What makes a great read? For me, it’s characters I care about who live in a world that draws me in. It doesn’t matter what genre, characters are key. They need to grow and be transformed by their experiences. I want to live those experiences with them as I read.
If I’m reading fantasy, then the world building comes into play. The best fantasies make almost believe that their world is real.
I’ve read quite a few fantasy novels this year. Here are the best four:
Cinder is a genre-bending novel, mixing a retelling of Cinderella with some science fiction (cyborgs, artificial intelligence, and visitors from the moon) along with a dab of magic. Not to mention a little romance on the side.
What worked for me was how likable and unique Cinder as a character was. In spite of being downtrodden, she was optimistic with a sense of humor and never gave up.
I just found Cinder a few weeks ago, but I’ll be sure to read on in the series.
Court of Thorns and Roses
A Court of Thorns and Roses is an exquisite retelling of Beauty and the Beast, with some serious differences. There are some truly disturbing scenes, some absolutely gorgeous ones.

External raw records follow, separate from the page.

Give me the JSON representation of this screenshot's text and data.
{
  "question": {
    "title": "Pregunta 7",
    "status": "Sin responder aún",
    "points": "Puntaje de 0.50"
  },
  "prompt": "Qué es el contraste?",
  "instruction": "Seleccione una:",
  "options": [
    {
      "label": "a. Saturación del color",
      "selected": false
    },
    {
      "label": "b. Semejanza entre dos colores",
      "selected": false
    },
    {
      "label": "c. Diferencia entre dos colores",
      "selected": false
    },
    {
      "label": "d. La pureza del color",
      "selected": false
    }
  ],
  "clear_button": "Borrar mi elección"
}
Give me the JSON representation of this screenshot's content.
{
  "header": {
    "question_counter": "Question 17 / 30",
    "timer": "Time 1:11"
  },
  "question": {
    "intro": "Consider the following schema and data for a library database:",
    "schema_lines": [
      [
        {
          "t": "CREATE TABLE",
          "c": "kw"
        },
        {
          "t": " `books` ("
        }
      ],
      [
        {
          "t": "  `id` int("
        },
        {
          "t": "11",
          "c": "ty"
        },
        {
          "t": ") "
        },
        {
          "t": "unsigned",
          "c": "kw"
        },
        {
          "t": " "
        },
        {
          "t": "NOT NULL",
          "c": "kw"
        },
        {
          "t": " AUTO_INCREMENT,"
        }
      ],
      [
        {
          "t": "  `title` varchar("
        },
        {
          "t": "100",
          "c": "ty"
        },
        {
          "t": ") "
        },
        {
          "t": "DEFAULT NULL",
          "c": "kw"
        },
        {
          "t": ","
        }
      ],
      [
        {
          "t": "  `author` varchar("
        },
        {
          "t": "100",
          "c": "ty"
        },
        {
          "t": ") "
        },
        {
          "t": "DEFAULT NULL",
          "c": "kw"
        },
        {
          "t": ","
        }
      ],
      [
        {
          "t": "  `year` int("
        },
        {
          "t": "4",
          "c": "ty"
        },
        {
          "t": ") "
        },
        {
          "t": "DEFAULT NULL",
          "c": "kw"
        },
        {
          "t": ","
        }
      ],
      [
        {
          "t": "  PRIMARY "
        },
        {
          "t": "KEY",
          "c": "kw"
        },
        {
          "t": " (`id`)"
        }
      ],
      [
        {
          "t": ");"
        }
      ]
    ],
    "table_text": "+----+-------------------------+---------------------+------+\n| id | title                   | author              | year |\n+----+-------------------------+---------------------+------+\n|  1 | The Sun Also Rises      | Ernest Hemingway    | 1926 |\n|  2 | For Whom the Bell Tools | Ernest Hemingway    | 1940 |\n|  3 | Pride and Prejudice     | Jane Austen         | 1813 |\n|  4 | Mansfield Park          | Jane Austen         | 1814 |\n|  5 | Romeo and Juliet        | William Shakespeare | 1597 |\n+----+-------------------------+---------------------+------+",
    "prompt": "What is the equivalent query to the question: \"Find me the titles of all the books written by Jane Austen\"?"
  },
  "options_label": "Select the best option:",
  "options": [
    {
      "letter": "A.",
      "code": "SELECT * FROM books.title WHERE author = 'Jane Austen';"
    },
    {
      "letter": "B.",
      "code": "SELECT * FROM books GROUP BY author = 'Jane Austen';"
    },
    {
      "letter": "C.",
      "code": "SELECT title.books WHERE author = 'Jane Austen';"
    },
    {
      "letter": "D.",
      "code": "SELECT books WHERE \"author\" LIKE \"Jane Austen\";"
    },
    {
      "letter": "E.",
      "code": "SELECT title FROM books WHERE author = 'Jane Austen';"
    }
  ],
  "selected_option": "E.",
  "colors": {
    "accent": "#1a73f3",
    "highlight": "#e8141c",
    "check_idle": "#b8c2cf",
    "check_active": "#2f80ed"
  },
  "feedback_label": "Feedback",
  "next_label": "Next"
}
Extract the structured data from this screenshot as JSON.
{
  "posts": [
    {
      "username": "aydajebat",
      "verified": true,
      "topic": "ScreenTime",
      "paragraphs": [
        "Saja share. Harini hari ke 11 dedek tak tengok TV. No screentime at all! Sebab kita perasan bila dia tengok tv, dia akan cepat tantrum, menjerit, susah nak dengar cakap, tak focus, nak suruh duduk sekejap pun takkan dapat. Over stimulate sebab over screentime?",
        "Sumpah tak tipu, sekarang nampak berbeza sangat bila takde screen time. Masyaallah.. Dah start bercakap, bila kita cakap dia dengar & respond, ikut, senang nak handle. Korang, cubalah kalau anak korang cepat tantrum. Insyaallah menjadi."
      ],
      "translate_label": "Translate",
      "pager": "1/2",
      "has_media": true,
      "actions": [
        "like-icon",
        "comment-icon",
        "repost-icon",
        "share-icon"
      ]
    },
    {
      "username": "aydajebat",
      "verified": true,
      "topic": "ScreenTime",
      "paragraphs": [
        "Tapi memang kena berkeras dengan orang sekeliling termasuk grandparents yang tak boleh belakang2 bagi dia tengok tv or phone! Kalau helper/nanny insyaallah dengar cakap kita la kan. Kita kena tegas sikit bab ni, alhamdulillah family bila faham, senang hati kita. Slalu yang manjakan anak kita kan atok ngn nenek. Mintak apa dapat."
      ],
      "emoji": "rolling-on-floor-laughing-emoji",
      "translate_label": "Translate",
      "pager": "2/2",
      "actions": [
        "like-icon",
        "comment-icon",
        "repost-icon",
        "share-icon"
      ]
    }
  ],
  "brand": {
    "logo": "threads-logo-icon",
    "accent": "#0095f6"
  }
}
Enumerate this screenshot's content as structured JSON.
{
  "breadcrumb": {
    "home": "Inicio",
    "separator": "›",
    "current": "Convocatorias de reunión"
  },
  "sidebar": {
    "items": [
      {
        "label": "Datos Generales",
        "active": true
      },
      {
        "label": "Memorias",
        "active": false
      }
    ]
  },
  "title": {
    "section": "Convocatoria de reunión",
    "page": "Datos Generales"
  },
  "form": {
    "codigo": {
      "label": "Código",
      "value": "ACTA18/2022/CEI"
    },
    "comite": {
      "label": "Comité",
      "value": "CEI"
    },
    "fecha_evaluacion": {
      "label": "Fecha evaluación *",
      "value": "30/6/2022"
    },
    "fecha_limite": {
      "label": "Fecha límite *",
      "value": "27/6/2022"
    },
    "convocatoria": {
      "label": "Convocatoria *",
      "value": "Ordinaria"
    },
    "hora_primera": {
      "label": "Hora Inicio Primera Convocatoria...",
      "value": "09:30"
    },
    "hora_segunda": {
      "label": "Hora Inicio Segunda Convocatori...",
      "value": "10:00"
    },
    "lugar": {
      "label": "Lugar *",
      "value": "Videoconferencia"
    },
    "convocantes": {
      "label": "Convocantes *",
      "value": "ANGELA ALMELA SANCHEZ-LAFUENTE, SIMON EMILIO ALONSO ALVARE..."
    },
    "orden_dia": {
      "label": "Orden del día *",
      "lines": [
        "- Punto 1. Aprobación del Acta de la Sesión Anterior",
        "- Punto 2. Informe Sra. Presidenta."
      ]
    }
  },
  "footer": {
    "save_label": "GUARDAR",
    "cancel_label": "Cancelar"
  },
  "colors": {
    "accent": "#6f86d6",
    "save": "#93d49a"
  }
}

Because this series ventures into dark fantasy a bit, I wasn’t sure how I felt about it. After I finished A Court of Thorns and Roses, I kept thinking about Feyre and what she sacrificed for the man she loved, and how that changed her.
Then I realized I had to know what happened next.
So, I bought the second and third books. And read through them all twice.
No other series since Lord of the Rings has captured my attention like the Atlantis Grail series. Set about fifty years in the future, an asteroid is headed toward Earth, threatening to wipe it out. Spaceships appear in the sky, manned by beings who claim to be descendants of those who fled the cataclysm that wiped out Atlantis 12,000 years ago. They offer rescue to a tiny segment of Earth’s population, only those who qualify.
Which is how the story of Gwen Lark begins. I’ve read through the first three books of the series at least three times, with equal enjoyment each time.
Yes, I’m now picking up minor plot holes and have a few quibbles with the writing. But the way I live Gwen’s story with her each time I read it makes me forgive all the little issues and let me immerse myself in the excitement, drama, and romance that unfolds.
And as soon as the fourth book is available, I’ll be up all night reading it.
Fantasy of Frost
Right from the first, I was intrigued. Why was Olina veiled from birth, by her mother, the Queen? Why did her mother loathe her so intensely?
How could I help but feel for Olina as she fell in love with Prince Kedris of an enemy kingdom, carrying on her romance behind her thick veil? This was one of those books that pulled me in, kept me reading as fast as I could, and breathlessly waiting for the end.
And you guessed it, I bought the rest of the books in the series.
Anyone want to share what fantasy books they’ve loved this year? Let us know in the comments.